# [Supplied records]

Content starts

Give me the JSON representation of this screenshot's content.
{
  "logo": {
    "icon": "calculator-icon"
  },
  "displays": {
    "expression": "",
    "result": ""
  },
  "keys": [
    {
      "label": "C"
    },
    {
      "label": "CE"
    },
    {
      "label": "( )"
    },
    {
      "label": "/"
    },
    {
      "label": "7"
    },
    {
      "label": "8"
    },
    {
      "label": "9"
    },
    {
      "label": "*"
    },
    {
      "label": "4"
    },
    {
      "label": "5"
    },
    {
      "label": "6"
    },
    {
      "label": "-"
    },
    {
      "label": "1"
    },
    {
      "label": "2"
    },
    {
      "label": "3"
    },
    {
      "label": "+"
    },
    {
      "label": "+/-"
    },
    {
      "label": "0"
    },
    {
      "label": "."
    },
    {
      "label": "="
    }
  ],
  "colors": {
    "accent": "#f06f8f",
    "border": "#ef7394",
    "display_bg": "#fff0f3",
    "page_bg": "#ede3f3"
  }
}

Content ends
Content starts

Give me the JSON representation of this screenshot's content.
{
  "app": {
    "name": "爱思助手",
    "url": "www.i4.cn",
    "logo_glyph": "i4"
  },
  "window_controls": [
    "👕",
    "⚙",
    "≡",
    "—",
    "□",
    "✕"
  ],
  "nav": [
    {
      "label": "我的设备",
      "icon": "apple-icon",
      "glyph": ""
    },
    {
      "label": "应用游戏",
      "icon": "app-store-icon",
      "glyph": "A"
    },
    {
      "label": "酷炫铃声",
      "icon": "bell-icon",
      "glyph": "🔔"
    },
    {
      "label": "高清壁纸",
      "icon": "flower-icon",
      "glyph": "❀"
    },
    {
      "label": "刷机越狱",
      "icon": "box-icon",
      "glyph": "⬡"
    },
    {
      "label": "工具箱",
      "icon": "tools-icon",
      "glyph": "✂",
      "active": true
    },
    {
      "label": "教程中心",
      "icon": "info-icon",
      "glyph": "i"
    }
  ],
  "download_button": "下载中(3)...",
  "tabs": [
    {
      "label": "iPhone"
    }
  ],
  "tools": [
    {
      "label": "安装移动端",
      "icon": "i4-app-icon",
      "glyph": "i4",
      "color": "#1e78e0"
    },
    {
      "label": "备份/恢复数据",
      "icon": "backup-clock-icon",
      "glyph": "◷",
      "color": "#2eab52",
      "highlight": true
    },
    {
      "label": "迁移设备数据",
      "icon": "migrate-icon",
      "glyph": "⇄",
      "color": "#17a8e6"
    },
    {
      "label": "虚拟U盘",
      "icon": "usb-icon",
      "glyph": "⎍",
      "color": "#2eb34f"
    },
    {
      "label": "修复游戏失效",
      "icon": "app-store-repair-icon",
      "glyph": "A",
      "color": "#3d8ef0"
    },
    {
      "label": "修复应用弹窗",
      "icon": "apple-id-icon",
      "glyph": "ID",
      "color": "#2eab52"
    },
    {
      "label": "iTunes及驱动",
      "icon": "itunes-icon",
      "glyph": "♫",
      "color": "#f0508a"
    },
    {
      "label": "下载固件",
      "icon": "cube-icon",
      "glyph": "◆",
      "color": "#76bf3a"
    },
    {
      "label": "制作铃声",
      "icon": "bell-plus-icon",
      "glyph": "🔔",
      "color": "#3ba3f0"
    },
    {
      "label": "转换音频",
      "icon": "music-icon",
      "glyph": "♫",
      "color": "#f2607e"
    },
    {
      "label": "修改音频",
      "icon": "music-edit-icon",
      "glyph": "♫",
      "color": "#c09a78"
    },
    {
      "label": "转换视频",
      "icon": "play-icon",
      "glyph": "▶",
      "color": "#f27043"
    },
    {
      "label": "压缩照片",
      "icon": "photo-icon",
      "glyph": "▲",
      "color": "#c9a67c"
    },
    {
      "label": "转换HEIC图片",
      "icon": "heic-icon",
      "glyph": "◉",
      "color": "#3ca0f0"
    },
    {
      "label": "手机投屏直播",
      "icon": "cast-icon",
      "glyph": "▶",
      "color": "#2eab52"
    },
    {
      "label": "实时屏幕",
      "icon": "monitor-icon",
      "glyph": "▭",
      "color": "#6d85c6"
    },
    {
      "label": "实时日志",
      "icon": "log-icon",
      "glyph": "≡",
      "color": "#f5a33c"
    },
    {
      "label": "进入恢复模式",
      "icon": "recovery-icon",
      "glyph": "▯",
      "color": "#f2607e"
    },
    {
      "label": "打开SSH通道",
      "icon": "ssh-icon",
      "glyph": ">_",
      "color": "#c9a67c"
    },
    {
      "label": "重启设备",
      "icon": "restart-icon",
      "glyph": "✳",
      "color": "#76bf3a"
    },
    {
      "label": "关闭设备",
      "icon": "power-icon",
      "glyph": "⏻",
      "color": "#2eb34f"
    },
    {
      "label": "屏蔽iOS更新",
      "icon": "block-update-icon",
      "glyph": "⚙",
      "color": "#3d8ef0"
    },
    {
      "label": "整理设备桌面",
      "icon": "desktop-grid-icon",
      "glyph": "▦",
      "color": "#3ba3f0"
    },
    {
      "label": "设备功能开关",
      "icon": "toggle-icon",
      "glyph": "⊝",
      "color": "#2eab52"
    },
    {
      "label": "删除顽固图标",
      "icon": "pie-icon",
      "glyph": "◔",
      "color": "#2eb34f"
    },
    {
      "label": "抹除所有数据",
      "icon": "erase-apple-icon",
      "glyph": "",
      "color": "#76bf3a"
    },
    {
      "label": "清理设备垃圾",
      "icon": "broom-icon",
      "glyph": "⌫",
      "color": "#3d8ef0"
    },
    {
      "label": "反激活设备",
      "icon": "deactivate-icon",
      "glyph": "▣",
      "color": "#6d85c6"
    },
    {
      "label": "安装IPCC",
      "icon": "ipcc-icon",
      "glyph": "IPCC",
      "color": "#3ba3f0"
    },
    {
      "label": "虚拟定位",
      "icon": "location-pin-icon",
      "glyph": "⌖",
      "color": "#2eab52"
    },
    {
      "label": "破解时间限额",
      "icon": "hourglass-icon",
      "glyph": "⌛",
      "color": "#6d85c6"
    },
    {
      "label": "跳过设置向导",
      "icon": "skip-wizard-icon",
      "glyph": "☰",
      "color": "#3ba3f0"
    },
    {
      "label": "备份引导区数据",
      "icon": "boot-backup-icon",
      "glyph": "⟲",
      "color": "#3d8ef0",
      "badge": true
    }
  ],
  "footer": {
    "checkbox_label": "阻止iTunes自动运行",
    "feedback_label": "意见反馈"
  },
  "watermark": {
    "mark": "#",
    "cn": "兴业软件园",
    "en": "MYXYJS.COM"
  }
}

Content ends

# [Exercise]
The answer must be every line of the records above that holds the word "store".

# [Answer section]
      "icon": "app-store-icon",
      "icon": "app-store-repair-icon",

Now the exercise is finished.